Phosphorus is one of the important elements needed for life on Earth, and it is rare in the universe. But in a recently published study, astronomers have discovered a new class of phosphorous stars, meaning extraterrestrial life may be more common than previously thought. The six elements often talked about in biology include carbon, hydrogen, nitrogen, oxygen, sulfur, and phosphorus.
(From: Gabriel P?rez D?az, SMM / IAC)
Phosphorus is not only known to be an important structural element of both DNA and RNA, but also helps to transfer energy through cells and regulate other critical physiological processes.
For a long time, scientists have believed that phosphorus comes mainly from the eruptions of new and supernovae, meaning that life in the universe may be much less than we expected.
If so, how did the earth become the lucky one who could give birth to life? One guess is that our solar system happens to be around such a supernova.
But a new study from the Canaria Stakes (IAC) and la Clunya University suggests that this is more common than we think.
The team examined survey data from the Sloan Digital Survey Project and analyzed infrared light signals from a series of stars and found 15 phosphorous-rich stars.
These stars make up a class of never-before-discovered objects, and usually have higher elements such as magnesium, silicon, oxygen, aluminum, and vanadium, which astronomers find puzzling.
Lead researcher Thomas Masseron said the team could not understand phosphorus-rich stars based on current understanding of stellar evolution and elementsynthesis. These results suggest that they not only encounter a new type of celestial body, but also deeply explore the physical mechanismof the inner reaction of the star.

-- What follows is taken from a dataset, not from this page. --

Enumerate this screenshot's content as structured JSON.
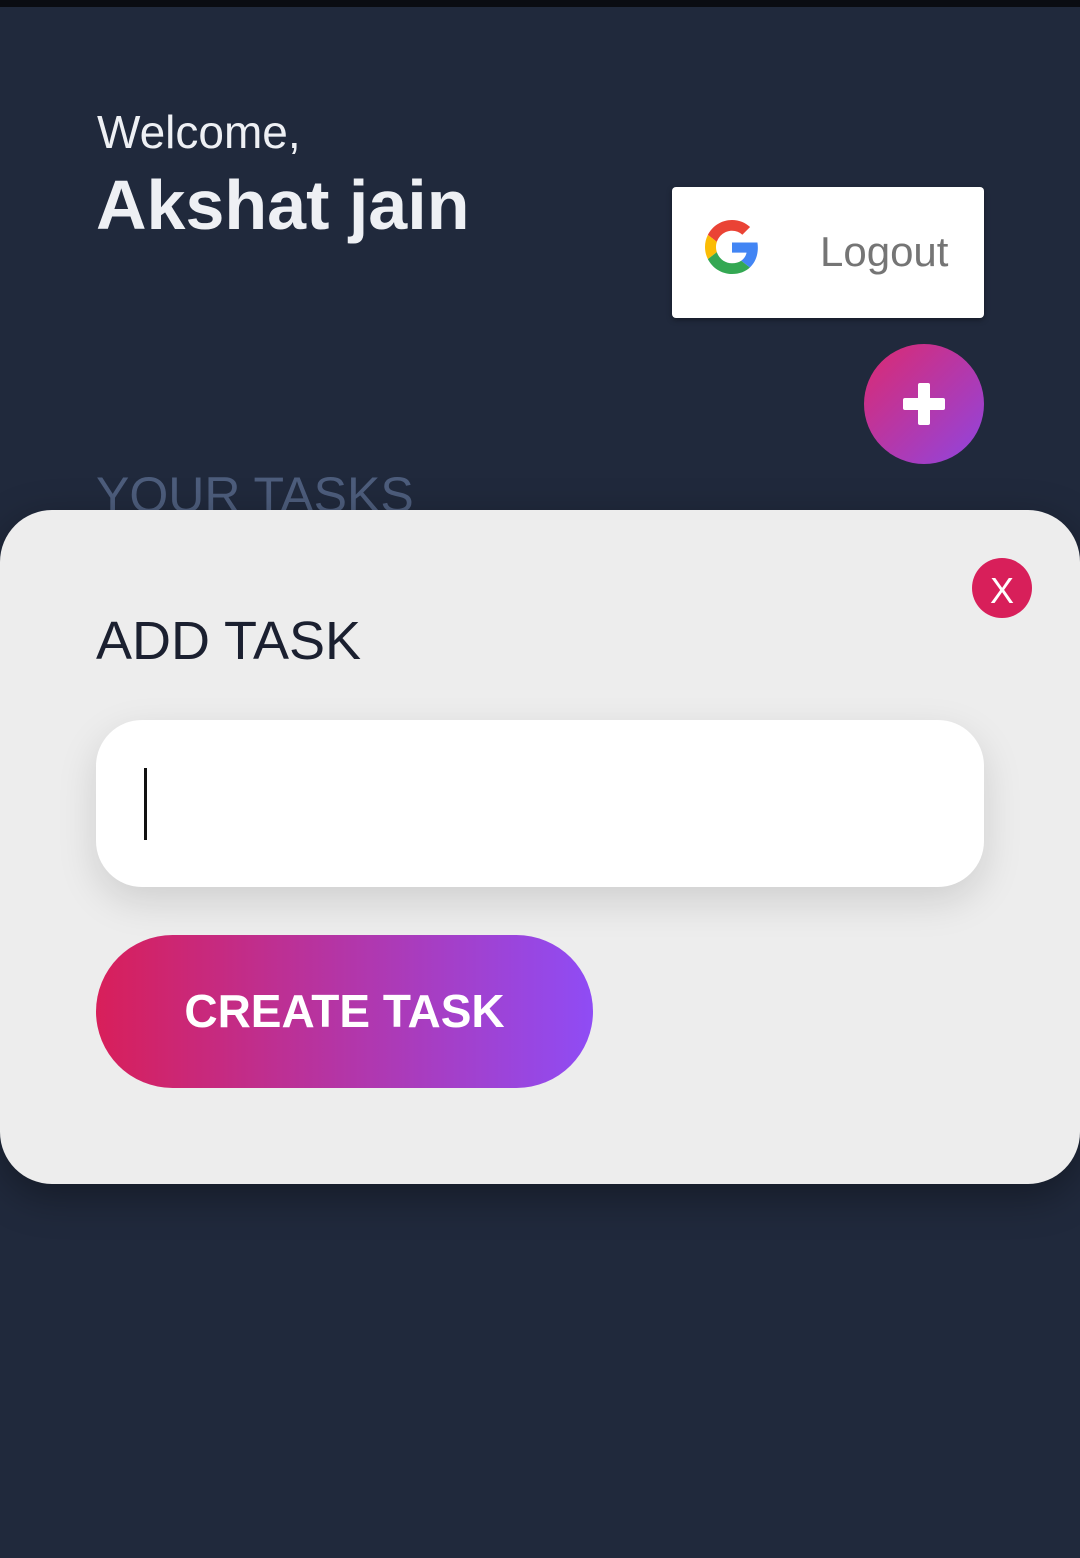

Details of the study have been published in the recently published journal Nature Communications under the headline “The Sherme-rich stars with the stush shofs s- and sleats the syllaly sleat sydd sydd.”